INFORMATION section start
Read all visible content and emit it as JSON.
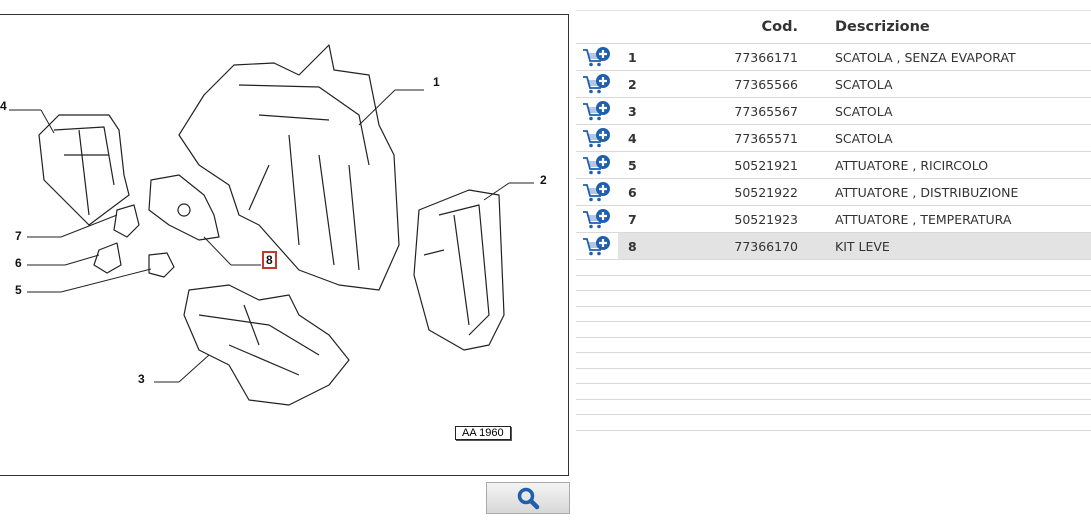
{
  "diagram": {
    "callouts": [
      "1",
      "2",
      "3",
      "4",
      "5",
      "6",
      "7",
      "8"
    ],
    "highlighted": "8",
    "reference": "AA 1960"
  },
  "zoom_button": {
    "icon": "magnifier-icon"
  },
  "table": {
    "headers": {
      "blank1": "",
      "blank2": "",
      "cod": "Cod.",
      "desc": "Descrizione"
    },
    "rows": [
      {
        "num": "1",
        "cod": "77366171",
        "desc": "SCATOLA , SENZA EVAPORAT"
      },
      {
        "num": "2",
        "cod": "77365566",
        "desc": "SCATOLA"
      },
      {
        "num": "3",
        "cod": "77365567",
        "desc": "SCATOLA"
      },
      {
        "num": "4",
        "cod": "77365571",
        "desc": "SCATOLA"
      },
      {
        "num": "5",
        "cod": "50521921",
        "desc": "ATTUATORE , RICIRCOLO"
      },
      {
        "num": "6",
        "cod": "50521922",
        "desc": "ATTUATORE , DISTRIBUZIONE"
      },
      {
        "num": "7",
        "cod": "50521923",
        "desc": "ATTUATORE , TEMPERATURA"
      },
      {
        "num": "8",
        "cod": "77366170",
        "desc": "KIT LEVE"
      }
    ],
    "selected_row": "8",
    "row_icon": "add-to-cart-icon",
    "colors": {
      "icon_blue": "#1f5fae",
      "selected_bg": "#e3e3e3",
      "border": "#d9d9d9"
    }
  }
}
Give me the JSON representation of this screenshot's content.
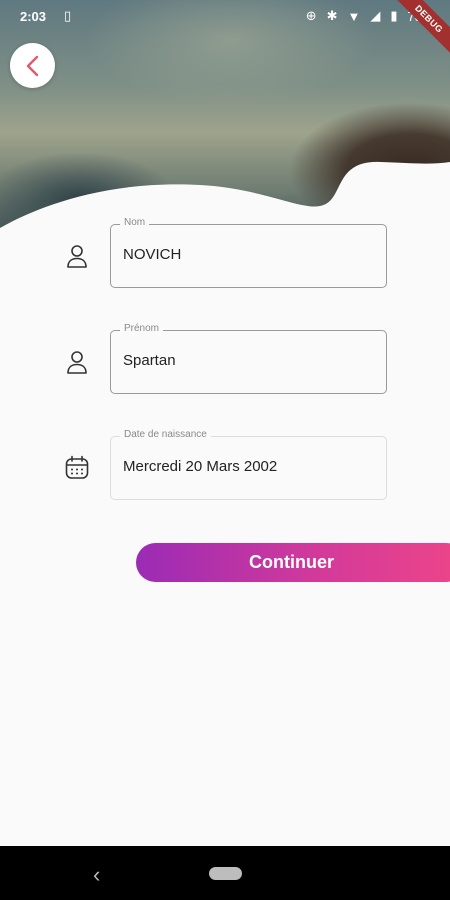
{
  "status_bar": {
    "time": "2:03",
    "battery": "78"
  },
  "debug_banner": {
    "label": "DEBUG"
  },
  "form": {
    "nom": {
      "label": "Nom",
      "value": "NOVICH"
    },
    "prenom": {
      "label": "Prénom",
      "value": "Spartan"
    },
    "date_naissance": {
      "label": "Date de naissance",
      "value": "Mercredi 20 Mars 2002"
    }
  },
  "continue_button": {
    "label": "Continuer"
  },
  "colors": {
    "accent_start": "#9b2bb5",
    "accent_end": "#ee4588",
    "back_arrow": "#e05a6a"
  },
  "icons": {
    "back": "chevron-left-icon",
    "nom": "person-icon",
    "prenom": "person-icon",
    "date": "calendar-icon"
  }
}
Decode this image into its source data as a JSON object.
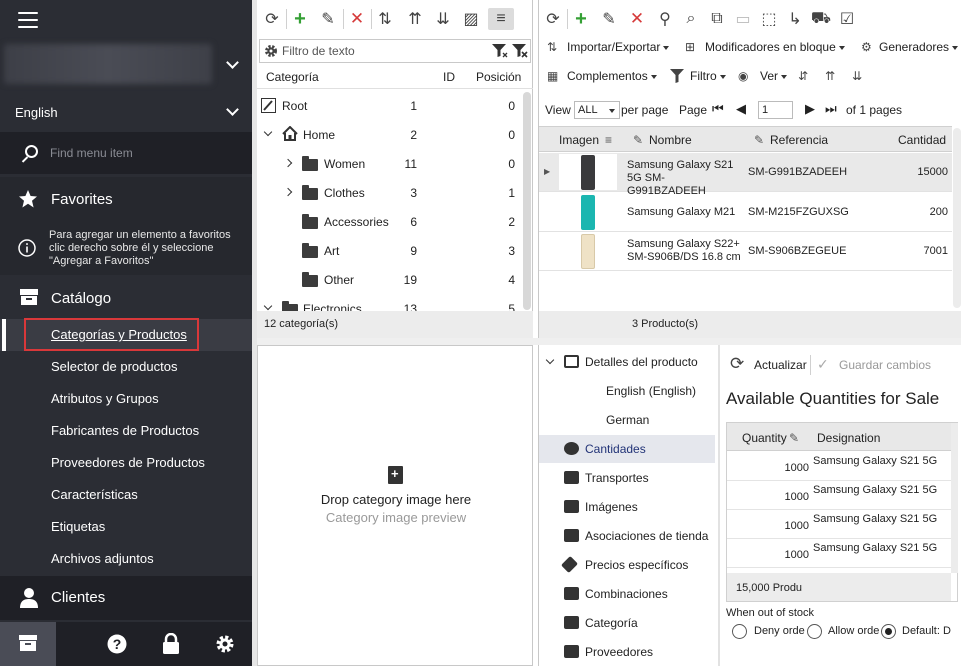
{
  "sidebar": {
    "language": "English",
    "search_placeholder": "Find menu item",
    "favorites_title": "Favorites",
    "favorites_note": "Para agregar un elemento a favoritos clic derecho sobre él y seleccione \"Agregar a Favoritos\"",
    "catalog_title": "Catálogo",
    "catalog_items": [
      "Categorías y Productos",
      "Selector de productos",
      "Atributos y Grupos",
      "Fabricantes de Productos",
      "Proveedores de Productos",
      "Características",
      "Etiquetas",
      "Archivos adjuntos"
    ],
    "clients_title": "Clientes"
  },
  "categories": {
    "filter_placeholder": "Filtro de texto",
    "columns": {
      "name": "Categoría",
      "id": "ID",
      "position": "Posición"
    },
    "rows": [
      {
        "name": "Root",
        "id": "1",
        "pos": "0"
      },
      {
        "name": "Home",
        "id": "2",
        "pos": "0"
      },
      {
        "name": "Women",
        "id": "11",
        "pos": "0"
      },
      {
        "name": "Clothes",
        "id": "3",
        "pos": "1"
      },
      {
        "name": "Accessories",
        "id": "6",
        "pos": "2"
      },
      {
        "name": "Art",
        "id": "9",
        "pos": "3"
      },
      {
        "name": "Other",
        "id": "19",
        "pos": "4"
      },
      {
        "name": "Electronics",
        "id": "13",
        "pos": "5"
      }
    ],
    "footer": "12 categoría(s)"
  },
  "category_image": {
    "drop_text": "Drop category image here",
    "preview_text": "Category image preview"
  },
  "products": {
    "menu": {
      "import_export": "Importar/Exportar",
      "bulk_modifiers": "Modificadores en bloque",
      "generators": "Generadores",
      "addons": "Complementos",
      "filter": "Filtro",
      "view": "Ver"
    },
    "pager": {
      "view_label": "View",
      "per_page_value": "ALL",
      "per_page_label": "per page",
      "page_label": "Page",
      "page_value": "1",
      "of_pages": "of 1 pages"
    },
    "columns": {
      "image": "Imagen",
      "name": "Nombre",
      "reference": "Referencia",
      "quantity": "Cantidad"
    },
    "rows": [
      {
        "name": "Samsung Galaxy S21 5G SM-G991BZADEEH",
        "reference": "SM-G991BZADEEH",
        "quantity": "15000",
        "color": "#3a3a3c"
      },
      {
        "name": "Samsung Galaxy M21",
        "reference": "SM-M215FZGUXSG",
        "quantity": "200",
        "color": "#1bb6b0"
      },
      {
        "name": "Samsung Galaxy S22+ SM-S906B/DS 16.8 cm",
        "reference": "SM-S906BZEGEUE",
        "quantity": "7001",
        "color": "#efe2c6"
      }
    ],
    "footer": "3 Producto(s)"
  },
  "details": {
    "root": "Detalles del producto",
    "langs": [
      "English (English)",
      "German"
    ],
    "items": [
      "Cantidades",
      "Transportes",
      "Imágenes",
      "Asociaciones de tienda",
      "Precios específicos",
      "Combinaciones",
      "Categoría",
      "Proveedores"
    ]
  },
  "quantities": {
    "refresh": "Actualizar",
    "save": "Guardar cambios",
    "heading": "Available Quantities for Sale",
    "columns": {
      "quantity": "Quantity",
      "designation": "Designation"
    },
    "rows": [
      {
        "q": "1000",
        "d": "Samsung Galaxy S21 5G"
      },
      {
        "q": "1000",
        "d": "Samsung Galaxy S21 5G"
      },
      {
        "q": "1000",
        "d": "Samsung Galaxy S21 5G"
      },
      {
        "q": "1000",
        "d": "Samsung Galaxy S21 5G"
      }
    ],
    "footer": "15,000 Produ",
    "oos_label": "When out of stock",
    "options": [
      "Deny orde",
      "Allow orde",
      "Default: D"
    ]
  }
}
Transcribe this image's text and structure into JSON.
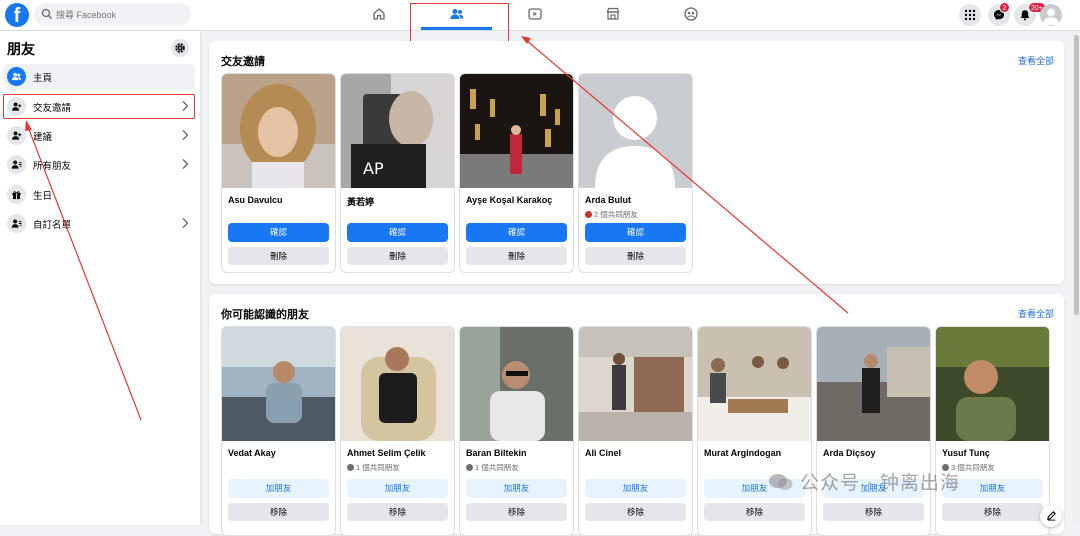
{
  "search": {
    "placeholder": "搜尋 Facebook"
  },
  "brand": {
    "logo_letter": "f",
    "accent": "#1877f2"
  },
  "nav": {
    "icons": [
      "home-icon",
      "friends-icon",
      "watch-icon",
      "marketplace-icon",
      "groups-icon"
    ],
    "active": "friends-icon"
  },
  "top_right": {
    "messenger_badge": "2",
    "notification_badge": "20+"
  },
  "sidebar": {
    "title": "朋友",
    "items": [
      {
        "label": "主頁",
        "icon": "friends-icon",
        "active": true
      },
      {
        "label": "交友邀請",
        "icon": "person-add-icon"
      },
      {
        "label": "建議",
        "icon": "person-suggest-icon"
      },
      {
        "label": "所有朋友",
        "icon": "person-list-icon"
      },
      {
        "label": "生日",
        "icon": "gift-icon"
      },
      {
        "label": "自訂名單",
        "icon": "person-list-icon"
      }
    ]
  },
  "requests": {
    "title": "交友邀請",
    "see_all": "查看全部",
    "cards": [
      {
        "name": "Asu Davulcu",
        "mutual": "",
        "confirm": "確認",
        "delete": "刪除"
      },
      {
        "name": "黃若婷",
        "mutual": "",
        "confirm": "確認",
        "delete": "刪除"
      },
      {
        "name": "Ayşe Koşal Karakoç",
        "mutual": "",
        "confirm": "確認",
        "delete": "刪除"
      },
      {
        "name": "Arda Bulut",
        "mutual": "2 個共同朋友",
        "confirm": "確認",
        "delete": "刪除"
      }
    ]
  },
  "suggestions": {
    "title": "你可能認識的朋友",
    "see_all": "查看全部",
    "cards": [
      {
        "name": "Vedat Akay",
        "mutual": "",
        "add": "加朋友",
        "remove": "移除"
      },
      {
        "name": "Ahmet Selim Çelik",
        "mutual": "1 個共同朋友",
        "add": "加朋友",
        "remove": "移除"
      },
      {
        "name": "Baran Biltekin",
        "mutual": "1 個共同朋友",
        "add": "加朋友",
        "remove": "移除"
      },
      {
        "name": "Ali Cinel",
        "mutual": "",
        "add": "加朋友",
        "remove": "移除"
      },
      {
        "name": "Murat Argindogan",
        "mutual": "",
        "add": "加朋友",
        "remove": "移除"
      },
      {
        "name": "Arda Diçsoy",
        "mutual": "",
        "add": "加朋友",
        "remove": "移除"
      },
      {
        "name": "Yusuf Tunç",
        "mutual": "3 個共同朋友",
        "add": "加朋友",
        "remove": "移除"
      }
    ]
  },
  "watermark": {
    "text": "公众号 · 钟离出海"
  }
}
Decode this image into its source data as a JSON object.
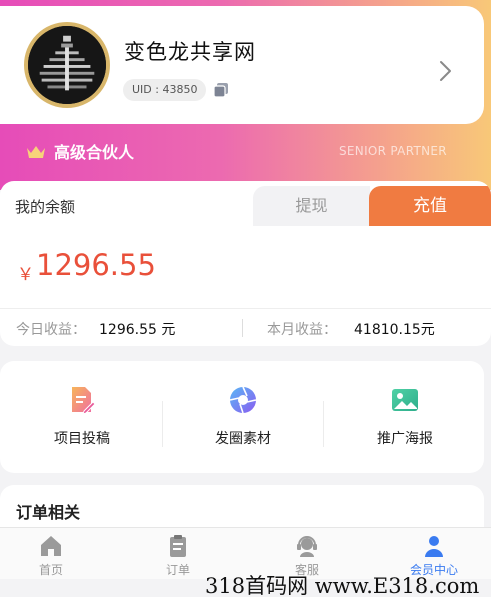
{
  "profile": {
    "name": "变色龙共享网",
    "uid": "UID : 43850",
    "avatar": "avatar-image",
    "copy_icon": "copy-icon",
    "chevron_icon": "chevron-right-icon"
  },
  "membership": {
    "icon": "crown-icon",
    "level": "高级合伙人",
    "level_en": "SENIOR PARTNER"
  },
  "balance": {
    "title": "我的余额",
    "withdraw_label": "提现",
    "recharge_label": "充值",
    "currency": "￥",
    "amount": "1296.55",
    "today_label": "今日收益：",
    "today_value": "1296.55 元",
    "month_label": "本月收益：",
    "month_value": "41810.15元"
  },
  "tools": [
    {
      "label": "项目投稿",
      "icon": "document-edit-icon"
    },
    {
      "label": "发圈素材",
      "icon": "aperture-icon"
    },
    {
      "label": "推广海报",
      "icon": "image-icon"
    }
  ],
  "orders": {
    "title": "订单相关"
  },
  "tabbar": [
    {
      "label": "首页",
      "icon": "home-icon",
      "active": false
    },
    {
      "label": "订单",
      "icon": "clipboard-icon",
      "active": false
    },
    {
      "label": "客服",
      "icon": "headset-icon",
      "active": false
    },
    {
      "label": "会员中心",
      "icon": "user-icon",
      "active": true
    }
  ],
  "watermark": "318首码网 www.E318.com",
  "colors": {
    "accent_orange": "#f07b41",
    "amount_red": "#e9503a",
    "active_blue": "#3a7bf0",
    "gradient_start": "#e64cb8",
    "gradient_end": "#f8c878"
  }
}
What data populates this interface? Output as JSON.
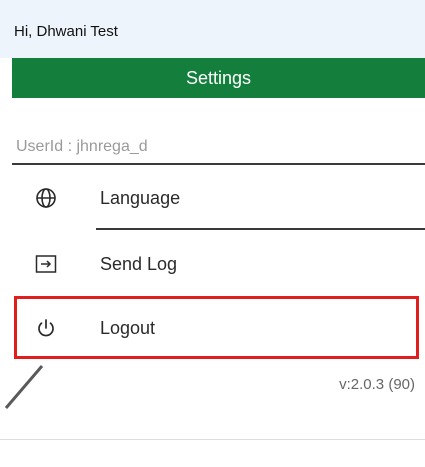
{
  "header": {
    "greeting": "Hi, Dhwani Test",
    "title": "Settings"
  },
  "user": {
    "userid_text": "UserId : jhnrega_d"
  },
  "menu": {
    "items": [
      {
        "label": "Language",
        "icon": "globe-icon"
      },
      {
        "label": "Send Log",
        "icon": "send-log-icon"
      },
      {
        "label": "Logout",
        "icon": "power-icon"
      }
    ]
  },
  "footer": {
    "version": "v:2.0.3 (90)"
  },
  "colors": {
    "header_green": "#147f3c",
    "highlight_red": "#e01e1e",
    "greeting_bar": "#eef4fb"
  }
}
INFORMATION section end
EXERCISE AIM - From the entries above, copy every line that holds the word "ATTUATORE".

SOLVED EXERCISE -
        "desc": "ATTUATORE , RICIRCOLO"
        "desc": "ATTUATORE , DISTRIBUZIONE"
        "desc": "ATTUATORE , TEMPERATURA"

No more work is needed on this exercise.